Mesh and domain optimization strategies for a RANS solver to accurately estimate the open water propulsive characteristics of fixed pitch propellers are proposed based on examining the effect of different mesh and computation domain parameters. The optimized mesh and domain size parameters were selected using Design of Experiments (DoE) methods enabling simulations to be carried out in a limited memory environment, and in a timely manner; without compromising the accuracy of results. A Reynolds-Averaged Navier Stokes solver is used to predict the propulsive performance of a fixed pitch propeller. The predicted thrust and torque for the propeller were compared to the corresponding measurements.

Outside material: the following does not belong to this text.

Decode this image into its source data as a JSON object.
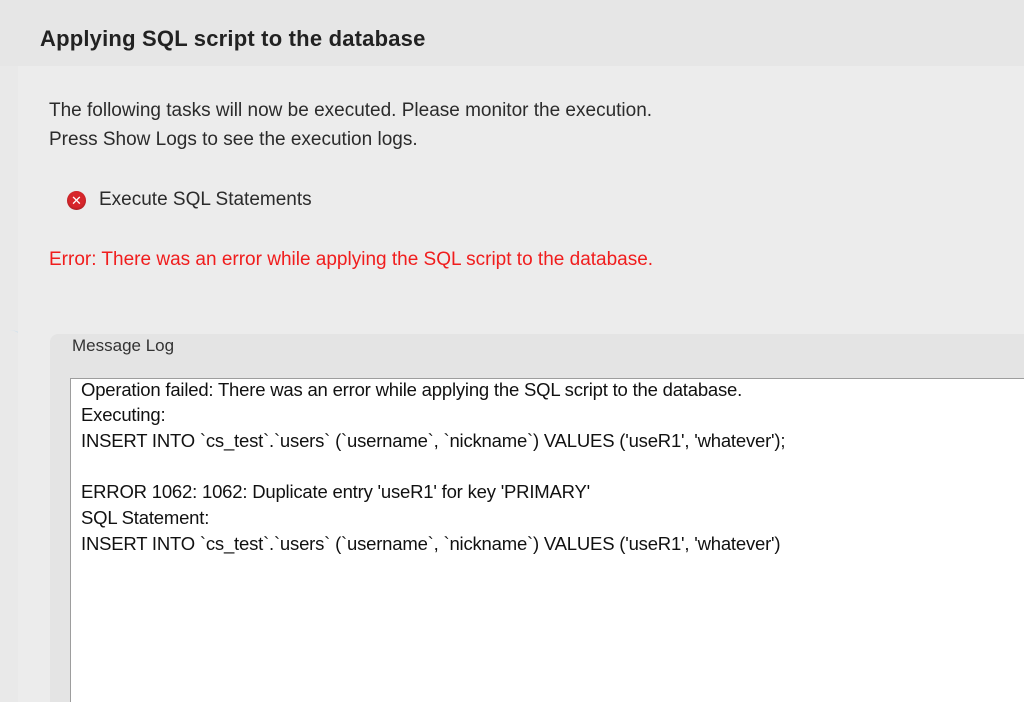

A total of six meshing parameters were selected that could affect the computational results of propeller open water performance. A two-level fractional factorial design was used to screen out parameters that do not significantly contribute to explaining the dependent parameters: namely simulation time, propeller thrust and propeller torque. A total of 32 simulations were carried out only to find out that the selected six meshing parameters were significant in defining the response parameters. Optimum values of each of the input parameters were obtained for the DOE technique and additional simulations were run with those parameters. The simulation results were validated using open water experimental results of the same propeller.
It was found that with the optimized meshing arrangement, the propeller opens simulation time was reduced by at least a factor of 6 as compared to the generally popular meshing arrangement. Also, the accuracy of propulsive characteristics was improved by up to 50% as compared to published simulation results. The methodologies presented in this paper can be similarly applied to other simulations such as calm water ship resistance, ship propulsion to systematically derive the optimized meshing arrangement for simulations with minimal simulation time and maximum accuracy. This investigation was carried out using STAR-CCM+, a commercial CFD package; however the findings can be applied to any RANS solver.